Growth is a beseiged deity. An increasing number of economists and policy- makers are becoming convinced that it is imprudent for a country to devote all its efforts toward maximizing the rates of overall growth-and wait for the benefits to trickle down to all sections of the population. Trickle- downism is thus on the wane. Developing countries are now being warned that rapid growth is liable to take too long to alleviate the miseries of the poor, and that for long periods rapid growth may indeed worsen the lot of large numbers-hence they should launch "direct attacks" on poverty.
Only a few years ago pundits were sure that the United States was losing to Asia and Europe and had to emulate their more state- directed economies to remain competitive. Now the conventional wisdom is that America is number one and that the rest of the world should adopt its more laissez-faire approach. In fact, neither caricature is right. Asia was booming and now it is slumping, but it will be back. Europe's underlying ossification will persist. But most important, while the U.S. economy is in a period of robust growth, nothing fundamental has changed. Its long-run growth rate has not accelerated, productivity has not risen, and the structural unemployment rate has fallen by one percentage point at most. Come the next recession, all this triumphalism will seem silly.
Asia's economies are in trouble, as a contagion of plunging currencies and economic instability has taken hold on the continent. But the miracle is not necessarily over. Asia's leaders must move beyond economic liberalization and address the deep-seated problems of the other Asia-not the rich, booming Asia, but the poor, rural, ignored one. To keep the miracle going, the entire population must be brought into the action.
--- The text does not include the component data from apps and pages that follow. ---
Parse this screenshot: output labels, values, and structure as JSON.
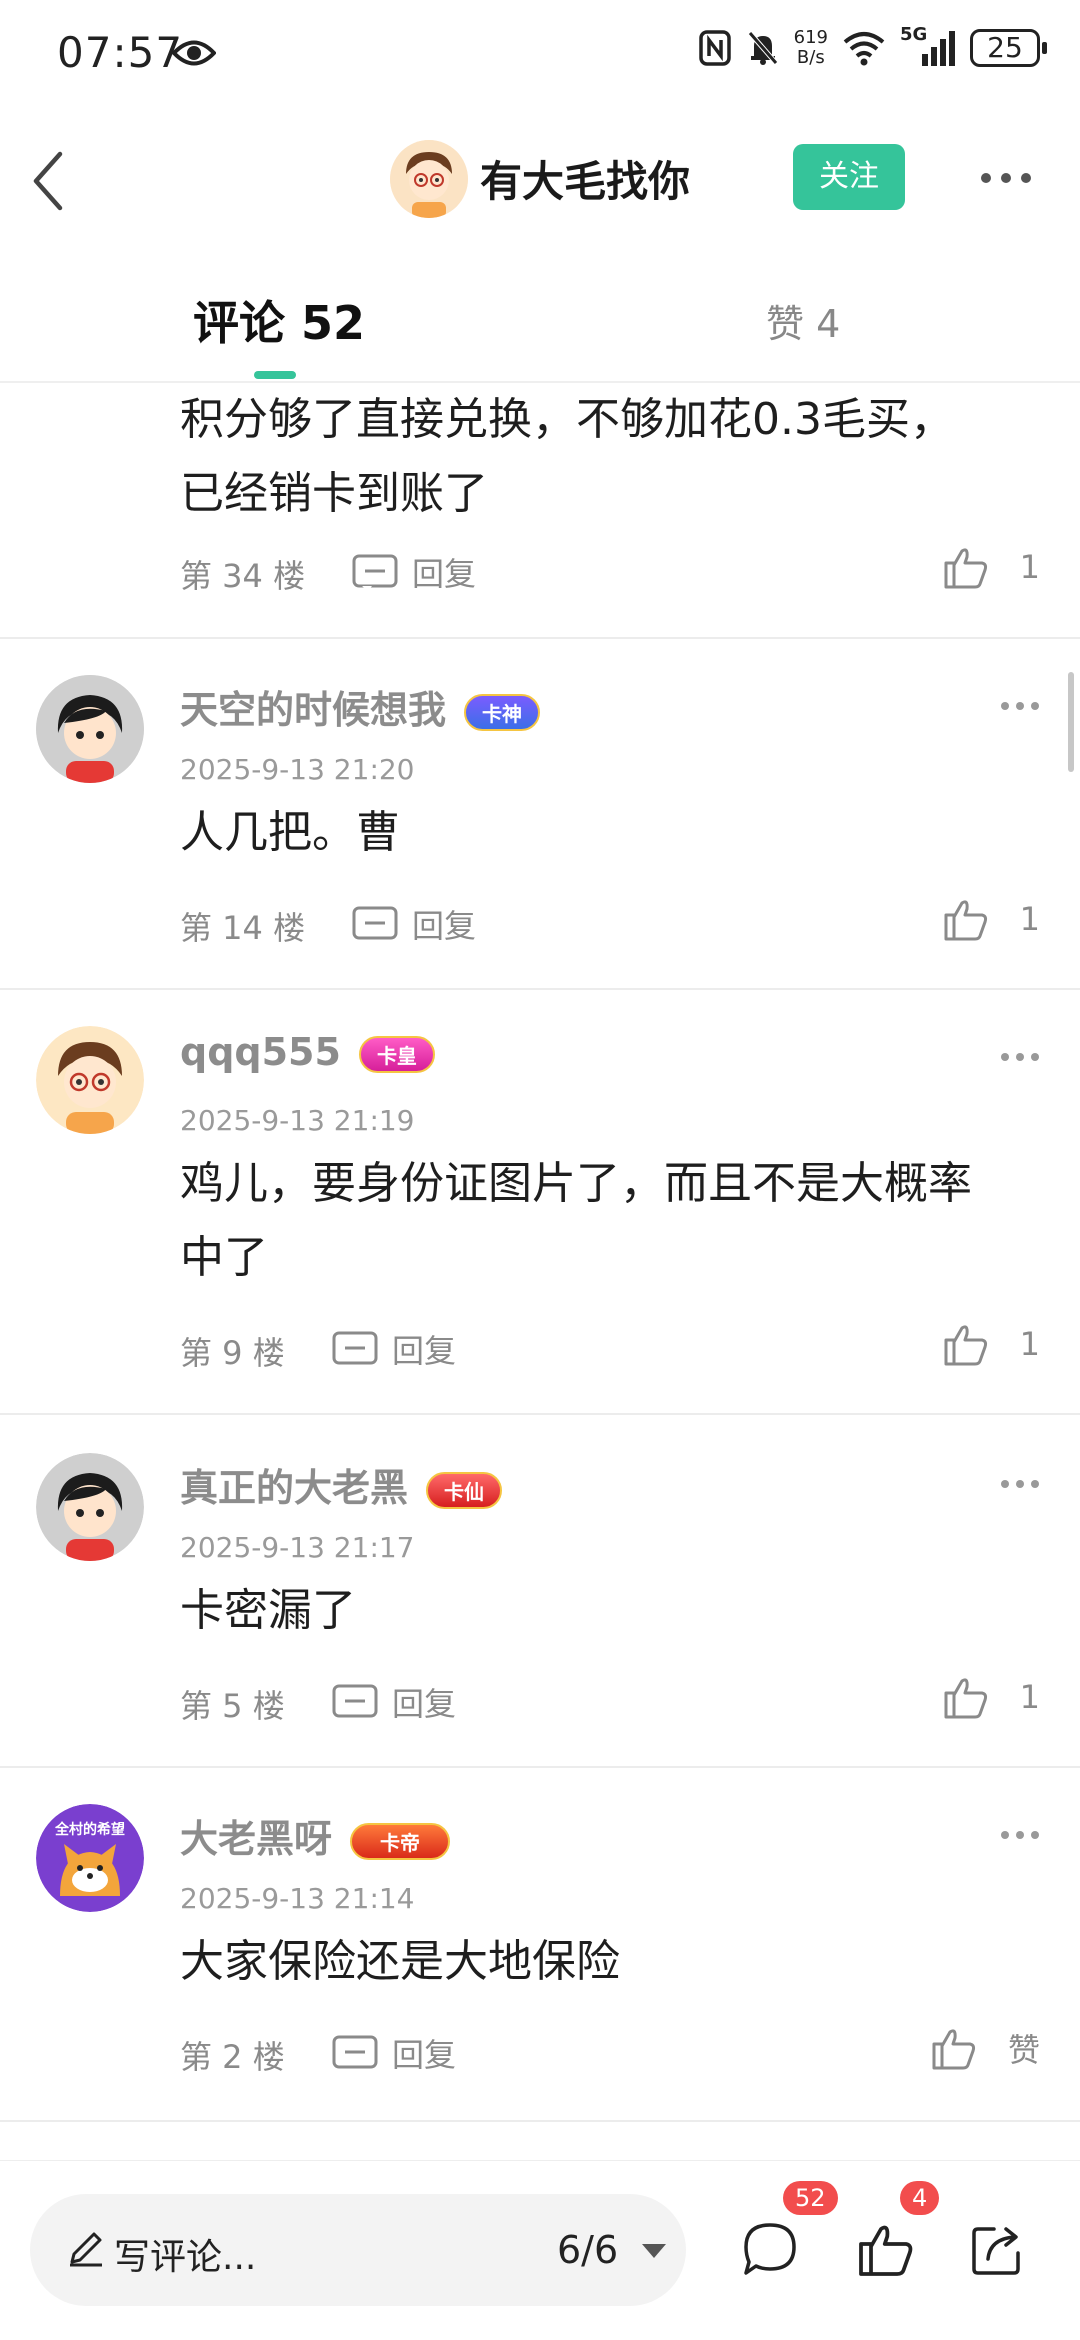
{
  "status_bar": {
    "time": "07:57",
    "net_speed_value": "619",
    "net_speed_unit": "B/s",
    "network": "5G",
    "battery": "25"
  },
  "header": {
    "username": "有大毛找你",
    "follow_label": "关注"
  },
  "tabs": {
    "comments_label": "评论 52",
    "likes_label": "赞 4"
  },
  "reply_label": "回复",
  "comments": [
    {
      "text": "积分够了直接兑换，不够加花0.3毛买，\n已经销卡到账了",
      "floor": "第 34 楼",
      "likes": "1"
    },
    {
      "username": "天空的时候想我",
      "badge": "卡神",
      "time": "2025-9-13 21:20",
      "text": "人几把。曹",
      "floor": "第 14 楼",
      "likes": "1"
    },
    {
      "username": "qqq555",
      "badge": "卡皇",
      "time": "2025-9-13 21:19",
      "text": "鸡儿，要身份证图片了，而且不是大概率\n中了",
      "floor": "第 9 楼",
      "likes": "1"
    },
    {
      "username": "真正的大老黑",
      "badge": "卡仙",
      "time": "2025-9-13 21:17",
      "text": "卡密漏了",
      "floor": "第 5 楼",
      "likes": "1"
    },
    {
      "username": "大老黑呀",
      "badge": "卡帝",
      "time": "2025-9-13 21:14",
      "text": "大家保险还是大地保险",
      "floor": "第 2 楼",
      "likes": "赞"
    }
  ],
  "avatar_text": "全村的希望",
  "bottom_bar": {
    "placeholder": "写评论...",
    "page_indicator": "6/6",
    "comment_count": "52",
    "like_count": "4"
  },
  "colors": {
    "accent": "#35c49a",
    "badge_red": "#f24d4d"
  }
}
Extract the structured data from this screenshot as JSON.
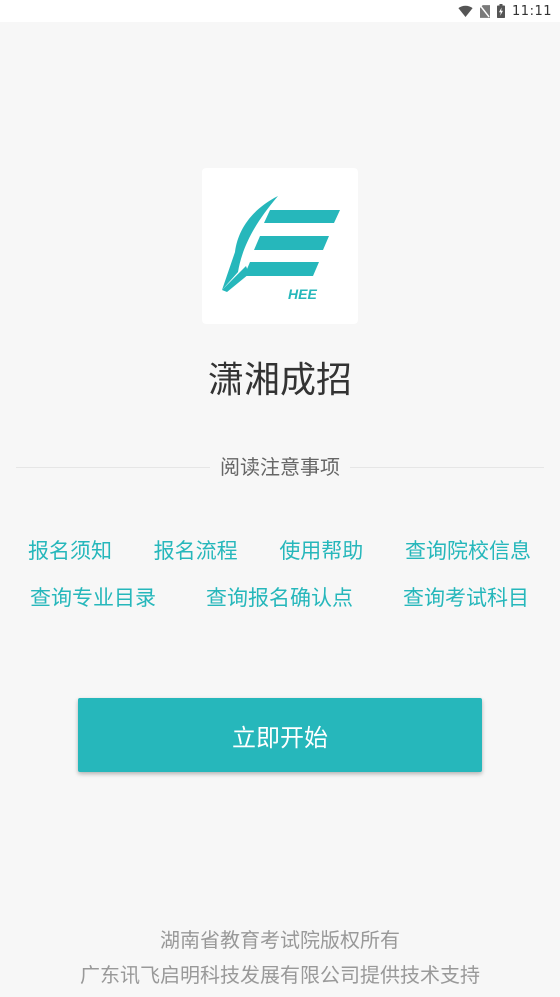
{
  "status_bar": {
    "time": "11:11",
    "icons": {
      "wifi": "wifi-icon",
      "sim": "no-sim-icon",
      "battery": "battery-charging-icon"
    }
  },
  "logo": {
    "text": "HEE"
  },
  "app": {
    "title": "潇湘成招"
  },
  "notice": {
    "heading": "阅读注意事项",
    "links_row_1": [
      {
        "label": "报名须知"
      },
      {
        "label": "报名流程"
      },
      {
        "label": "使用帮助"
      },
      {
        "label": "查询院校信息"
      }
    ],
    "links_row_2": [
      {
        "label": "查询专业目录"
      },
      {
        "label": "查询报名确认点"
      },
      {
        "label": "查询考试科目"
      }
    ]
  },
  "primary_button": {
    "label": "立即开始"
  },
  "footer": {
    "copyright": "湖南省教育考试院版权所有",
    "support": "广东讯飞启明科技发展有限公司提供技术支持"
  },
  "colors": {
    "accent": "#26b7bb",
    "background": "#f7f7f7",
    "title_text": "#333333",
    "muted_text": "#999999"
  }
}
That will mean making difficult choices, like investing in agricultural productivity, education, and social services, but the region's leaders can't afford not to.